The concern of our zendo was the pain and fragility of life. It was inescapable. You could try to run away, and we all did from time to time in our own way. But now Issan was dead; Steve Allen had resigned as abbot, and left for Crestone. And it was the end of Maitri Hospice being part of the Temple. Phil told me to get rid of it. It was Issan’s project, and he had other ideas about Zen masters’ dying. In retrospect I think that he hated trying to live his life with everyone dropping dead around him. He might have accepted Issan’s invitation to move in because they were old friends; they had been in Santa Fe together, and they were Dick’s first real dharma heirs. But actually I really think that one of his main motivations was that he was homeless and had nowhere else to go. He had set himself to master Zen, and though he had done his work deeply and thoroughly, he was still a human, and a frail old man.

We had been sitting all day, and I went into Phil’s room just before the closing bell. I remember quite clearly what transpired. It could be fairly labeled passive-aggressive. From time to time, I have been less than proud of my behavior although I let myself off the hook with the recognition that I am also human.

I forget the exact reason I was so pissed off, but I was. Of course I was burned out and disappointed, perhaps something about the changes at Hartford Street, perhaps Phil’s brushing me off, but we all were a bit “reactive,” Phil included. That is the way with anger’s confusion--whatever remains, the angry mind latches onto like a life raft in a raging sea. With all that experience of dying, anger turned out to have been a clever student and strategized its survival with the cunning of a fox.

I remember that I’d determined beforehand that in this dokusan I would not say anything. Just sit like a fat lump and keep my mouth shut. If I felt even the slightest inkling of the beginnings of a word, much less the formulation of a question, I would shut it down. I would kill an errant thought before it even showed its face. I would not recommend this strategy for inching towards happiness, but on occasion it is interesting to test if it is even possible. Perhaps yelling the nonsensical “Katz” has some salvific result as it involves more of the spontaneous, emotive parts of the psyche, but my Mother had taught me that shouting was always bad manners. Despite the fact that we learn that great Zen teachers favored this theatrical gesture as a pedagogy, I still believe my mother. Western teachers have tried to polish this skill, but when I hear them affecting a Katz shout, it feels contrived. Or embarrassing. It is still better than cutting off fingers and other outlandish external “shoves” designed to facilitate the dropping off of body and mind. Shouting is not a principle in Zen, nor is it really an example of anything but the coordination of breath and vocal cords.

So for whatever reasons I could never be a shouting student, and I sat.
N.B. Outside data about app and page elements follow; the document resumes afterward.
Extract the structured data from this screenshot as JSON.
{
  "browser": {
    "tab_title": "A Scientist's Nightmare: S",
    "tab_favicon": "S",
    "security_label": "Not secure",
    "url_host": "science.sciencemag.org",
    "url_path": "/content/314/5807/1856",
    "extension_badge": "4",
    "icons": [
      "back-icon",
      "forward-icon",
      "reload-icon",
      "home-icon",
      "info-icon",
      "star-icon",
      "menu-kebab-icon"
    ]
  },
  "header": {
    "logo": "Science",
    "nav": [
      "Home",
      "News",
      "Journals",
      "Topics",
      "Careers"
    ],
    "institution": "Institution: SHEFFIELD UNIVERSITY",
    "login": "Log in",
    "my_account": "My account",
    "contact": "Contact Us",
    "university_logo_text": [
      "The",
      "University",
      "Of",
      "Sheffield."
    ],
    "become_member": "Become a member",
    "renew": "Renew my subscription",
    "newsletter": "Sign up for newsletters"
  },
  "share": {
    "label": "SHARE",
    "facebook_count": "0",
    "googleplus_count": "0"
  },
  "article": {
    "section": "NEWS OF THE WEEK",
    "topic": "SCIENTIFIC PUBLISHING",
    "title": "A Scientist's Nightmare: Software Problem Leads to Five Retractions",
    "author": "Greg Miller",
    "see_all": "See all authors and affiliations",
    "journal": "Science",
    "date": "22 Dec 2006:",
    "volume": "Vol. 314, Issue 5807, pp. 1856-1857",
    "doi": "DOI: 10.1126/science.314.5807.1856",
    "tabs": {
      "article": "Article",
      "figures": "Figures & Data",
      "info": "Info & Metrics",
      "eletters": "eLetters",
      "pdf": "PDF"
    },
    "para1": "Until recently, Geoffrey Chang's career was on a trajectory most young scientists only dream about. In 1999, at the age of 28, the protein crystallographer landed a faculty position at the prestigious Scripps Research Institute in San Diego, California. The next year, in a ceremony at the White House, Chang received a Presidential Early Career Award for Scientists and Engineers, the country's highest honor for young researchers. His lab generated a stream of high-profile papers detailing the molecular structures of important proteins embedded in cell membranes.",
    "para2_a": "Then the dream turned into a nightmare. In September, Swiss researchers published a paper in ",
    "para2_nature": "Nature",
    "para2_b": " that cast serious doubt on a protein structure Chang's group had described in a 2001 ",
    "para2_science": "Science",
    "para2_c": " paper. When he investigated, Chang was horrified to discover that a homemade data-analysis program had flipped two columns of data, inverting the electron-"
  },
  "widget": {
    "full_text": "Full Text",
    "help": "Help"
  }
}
It would be an exaggeration to say that I was shouting inside, though I did feel a few interior bumps. And once in a while Phil began to look up and begin to say something, but then he stopped too. And so on for a very uncomfortable span of time.

Then Phil faintly smiled and said, “Let’s go back down to the zendo and join the others.” I remember or imagined a feeling of disappointment in his voice. That was it. He didn’t call me a phony. Do you spell it with an “e”? Did he see through to my anger? It makes no difference. All things considered, he was very generous.

I said in the beginning that Mu Chou would not have recognized our lives at Hartford Street Zen Center. Perhaps I’m selling him short.

"Too Many Words"

What I learned from Phil Whalen about writing. It's a matter of some reassurance That we are physically indistinguishable from other men...